Navigation Links
Scientists can now differentiate between healthy cells and cancer cells
Date:1/5/2009

One of the current handicaps of cancer treatments is the difficulty of aiming these treatments at destroying malignant cells without killing healthy cells in the process. But a new study by McMaster University researchers has provided insight into how scientists might develop therapies and drugs that more carefully target cancer, while sparing normal healthy cells

Mick Bhatia, scientific director of the McMaster Stem Cell and Cancer Research Institute in the Michael G. DeGroote School of Medicine, and his team of investigators have demonstrated for the first time the difference between normal stem cells and cancer stem cells in humans.

The discovery, published in the prestigious journal Nature Biotechnology today, could eventually help with the further customization and targeting of cancer treatments for the individual patient. It will immediately provide a model to discover drugs using robotic screening for available molecules that may have untapped potential to eradicate cancer.

"Normal stem cells and cancer stem cells are hard to tell apart, and many have misconstrued really good stem cells for cancer stem cells that have gone bad - we now can tell the ones masquerading as normal stem cells from the bad, cancerous ones," said Bhatia.

"This also allows us to compare normal versus cancer stem cells from humans in the laboratory - define the differences in terms of genes they express and drugs they respond to. Essentially, we can now use this to find the "magic bullet", a drug or set of drugs that kill cancer stem cells first, and spare the normal healthy ones," he said.

"McMaster is uniquely positioned for this discovery platform, and this was the missing ingredient - we have one of the best screening/robotic platforms, chemical libraries and expertise in professors Eric Brown and Gerry Wright, who have discovered molecules to combat infectious disease. Now we can combine it all. This team now aims to kill cancer."


'/>"/>

Contact: Veronica McGuire
vmcguir@mcmaster.ca
90-552-591-402-2169
McMaster University
Source:Eurekalert

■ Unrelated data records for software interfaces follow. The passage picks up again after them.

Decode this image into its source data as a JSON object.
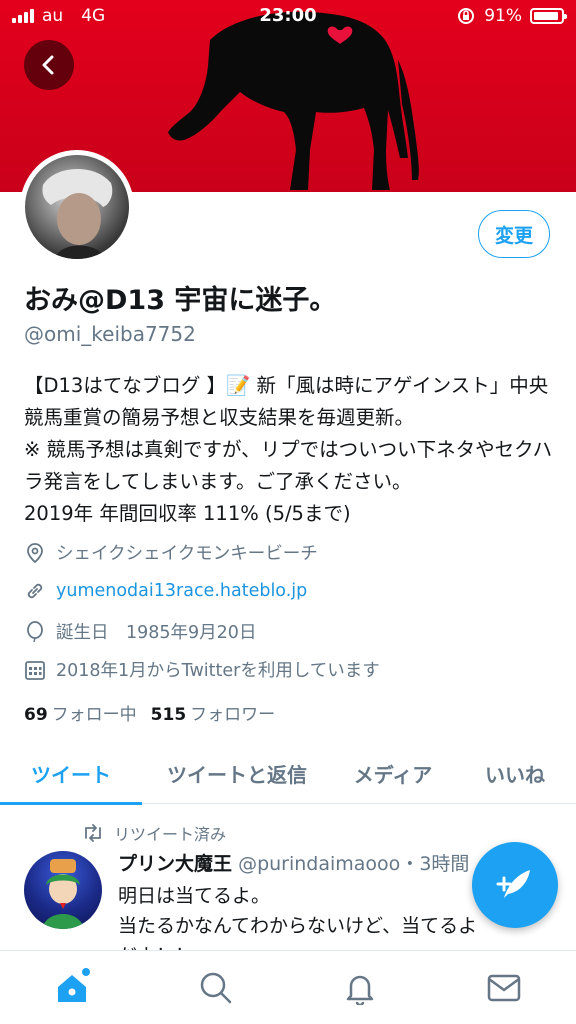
{
  "status_bar": {
    "carrier": "au",
    "network": "4G",
    "time": "23:00",
    "battery": "91%",
    "battery_level": 0.91
  },
  "profile": {
    "edit_label": "変更",
    "display_name": "おみ@D13 宇宙に迷子。",
    "handle": "@omi_keiba7752",
    "bio": "【D13はてなブログ 】📝 新「風は時にアゲインスト」中央競馬重賞の簡易予想と収支結果を毎週更新。\n※ 競馬予想は真剣ですが、リプではついつい下ネタやセクハラ発言をしてしまいます。ご了承ください。\n2019年 年間回収率 111% (5/5まで)",
    "location": "シェイクシェイクモンキービーチ",
    "website": "yumenodai13race.hateblo.jp",
    "birthday": "誕生日　1985年9月20日",
    "joined": "2018年1月からTwitterを利用しています",
    "following_count": "69",
    "following_label": "フォロー中",
    "followers_count": "515",
    "followers_label": "フォロワー"
  },
  "tabs": [
    {
      "label": "ツイート",
      "active": true
    },
    {
      "label": "ツイートと返信",
      "active": false
    },
    {
      "label": "メディア",
      "active": false
    },
    {
      "label": "いいね",
      "active": false
    }
  ],
  "tweet": {
    "retweet_label": "リツイート済み",
    "author_name": "プリン大魔王",
    "author_handle": "@purindaimaooo",
    "time": "・3時間",
    "text": "明日は当てるよ。\n当たるかなんてわからないけど、当てるよ\nだよ！！"
  },
  "colors": {
    "accent": "#1da1f2",
    "banner": "#e3001c",
    "muted": "#657786"
  },
  "icons": {
    "back": "chevron-left-icon",
    "location": "location-pin-icon",
    "link": "link-icon",
    "birthday": "balloon-icon",
    "joined": "calendar-icon",
    "retweet": "retweet-icon",
    "compose": "compose-tweet-icon",
    "home": "home-icon",
    "search": "search-icon",
    "notifications": "bell-icon",
    "messages": "mail-icon"
  }
}
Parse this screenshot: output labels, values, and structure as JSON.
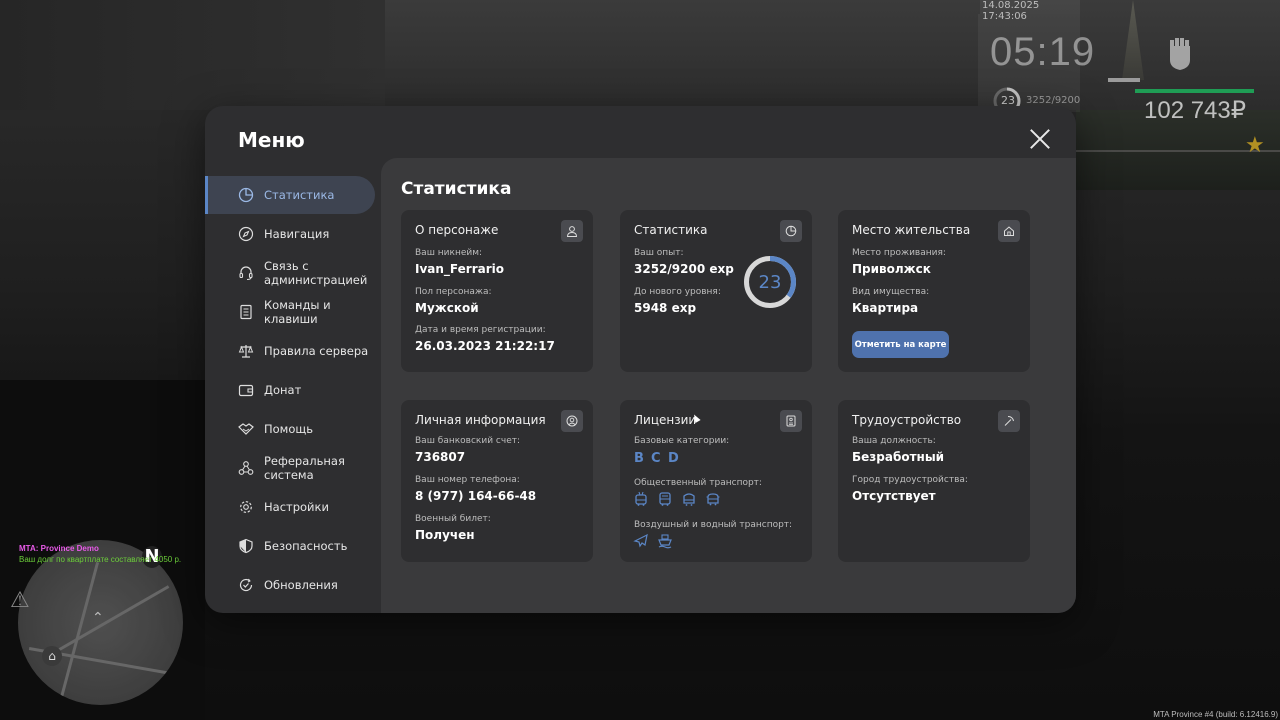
{
  "hud": {
    "datetime": "14.08.2025 17:43:06",
    "time": "05:19",
    "level": "23",
    "exp": "3252/9200",
    "money": "102 743₽"
  },
  "chat": {
    "line1": "MTA: Province Demo",
    "line2": "Ваш долг по квартплате составляет 4050 р."
  },
  "minimap": {
    "north": "N"
  },
  "build_info": "MTA Province #4 (build: 6.12416.9)",
  "menu": {
    "title": "Меню",
    "sidebar": [
      {
        "label": "Статистика",
        "icon": "pie-chart-icon",
        "active": true
      },
      {
        "label": "Навигация",
        "icon": "compass-icon",
        "active": false
      },
      {
        "label": "Связь с\nадминистрацией",
        "icon": "headset-icon",
        "active": false
      },
      {
        "label": "Команды и\nклавиши",
        "icon": "document-icon",
        "active": false
      },
      {
        "label": "Правила сервера",
        "icon": "scales-icon",
        "active": false
      },
      {
        "label": "Донат",
        "icon": "wallet-icon",
        "active": false
      },
      {
        "label": "Помощь",
        "icon": "handshake-icon",
        "active": false
      },
      {
        "label": "Реферальная\nсистема",
        "icon": "network-icon",
        "active": false
      },
      {
        "label": "Настройки",
        "icon": "gear-icon",
        "active": false
      },
      {
        "label": "Безопасность",
        "icon": "shield-icon",
        "active": false
      },
      {
        "label": "Обновления",
        "icon": "refresh-check-icon",
        "active": false
      }
    ],
    "content_title": "Статистика",
    "cards": {
      "character": {
        "title": "О персонаже",
        "nick_label": "Ваш никнейм:",
        "nick": "Ivan_Ferrario",
        "gender_label": "Пол персонажа:",
        "gender": "Мужской",
        "reg_label": "Дата и время регистрации:",
        "reg": "26.03.2023 21:22:17"
      },
      "stats": {
        "title": "Статистика",
        "exp_label": "Ваш опыт:",
        "exp": "3252/9200 exp",
        "next_label": "До нового уровня:",
        "next": "5948 exp",
        "level": "23",
        "progress": 0.3535
      },
      "residence": {
        "title": "Место жительства",
        "place_label": "Место проживания:",
        "place": "Приволжск",
        "property_label": "Вид имущества:",
        "property": "Квартира",
        "button": "Отметить на карте"
      },
      "personal": {
        "title": "Личная информация",
        "bank_label": "Ваш банковский счет:",
        "bank": "736807",
        "phone_label": "Ваш номер телефона:",
        "phone": "8 (977) 164-66-48",
        "military_label": "Военный билет:",
        "military": "Получен"
      },
      "licenses": {
        "title": "Лицензии",
        "base_label": "Базовые категории:",
        "categories": [
          "B",
          "C",
          "D"
        ],
        "public_label": "Общественный транспорт:",
        "public_icons": [
          "trolleybus-icon",
          "bus-icon",
          "tram-icon",
          "minibus-icon"
        ],
        "air_water_label": "Воздушный и водный транспорт:",
        "air_water_icons": [
          "plane-icon",
          "ship-icon"
        ]
      },
      "employment": {
        "title": "Трудоустройство",
        "position_label": "Ваша должность:",
        "position": "Безработный",
        "city_label": "Город трудоустройства:",
        "city": "Отсутствует"
      }
    }
  },
  "colors": {
    "accent": "#5b86c6",
    "button": "#4f72ad",
    "window": "#2e2e30",
    "content": "#3a3a3c",
    "card": "#2e2e30"
  }
}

Related biology news :

1. UK scientists working to help cut ID theft
2. Scientists show that mitochondrial DNA variants are linked to risk factors for type 2 diabetes
3. Comet probes reveal evidence of origin of life, scientists claim
4. Scientists link fragile X tremor/ataxia syndrome to binding protein in RNA
5. Male elephants get photo IDs from scientists
6. Scientists retrace evolution with first atomic structure of an ancient protein
7. Muscle mass: Scientists identify novel mode of transcriptional regulation during myogenesis
8. Carnegie Mellon scientists develop nanogels that enable controlled delivery of carbohydrate drugs
9. Clemson scientists shed light on molecules in living cells
10. Scientists tackle mystery mountain illness
11. T. rex quicker than Becks, say scientists
Post Your Comments:
*Name:
*Comment:
*Email:
(Date:6/16/2016)... , June 16, 2016 ... is expected to reach USD 1.83 billion by ... View Research, Inc. Technological proliferation and increasing demand ... are expected to drive the market growth. ... The development of advanced multimodal techniques ...
(Date:6/7/2016)... June 7, 2016  Syngrafii Inc. and San ... relationship that includes integrating Syngrafii,s patented LongPen™ eSignature ... This collaboration will result in greater convenience for ... union, while maintaining existing document workflow and compliance ... ...
(Date:6/2/2016)... 2, 2016 Perimeter Surveillance & ... Systems, Physical Infrastructure, Support & Other Service  ... offers comprehensive analysis of the global Border ... generate revenues of $17.98 billion in 2016. ... a leader in software and hardware technologies for advanced ...
Breaking Biology News(10 mins):
(Date:6/23/2016)... , June 23, 2016   EpiBiome , ... secured $1 million in debt financing from Silicon Valley ... up automation and to advance its drug development efforts, ... new facility. "SVB has been an incredible ... the services a traditional bank would provide," said Dr. ...
(Date:6/23/2016)... 23, 2016 Apellis Pharmaceuticals, Inc. today ... trials of its complement C3 inhibitor, APL-2. The ... ascending dose studies designed to assess the safety, ... injection in healthy adult volunteers. Forty ... a single dose (ranging from 45 to 1,440mg) ...
(Date:6/23/2016)... ... June 23, 2016 , ... ClinCapture, ... Pennsylvania Convention Center and will showcase its product’s latest features from June 26 ... presenting a scientific poster on Disrupting Clinical Trials in The Cloud during the ...
(Date:6/23/2016)... PUNE, India , June 23, 2016 /PRNewswire/ ... culture media market research report to its pharmaceuticals ... company profiles, product details and much more. ... market spread across 151 pages, profiling 15 companies ... now available at http://www.reportsnreports.com/reports/601420-global-cell-culture-media-industry-2016-market-research-report.html . ...
Breaking Biology Technology: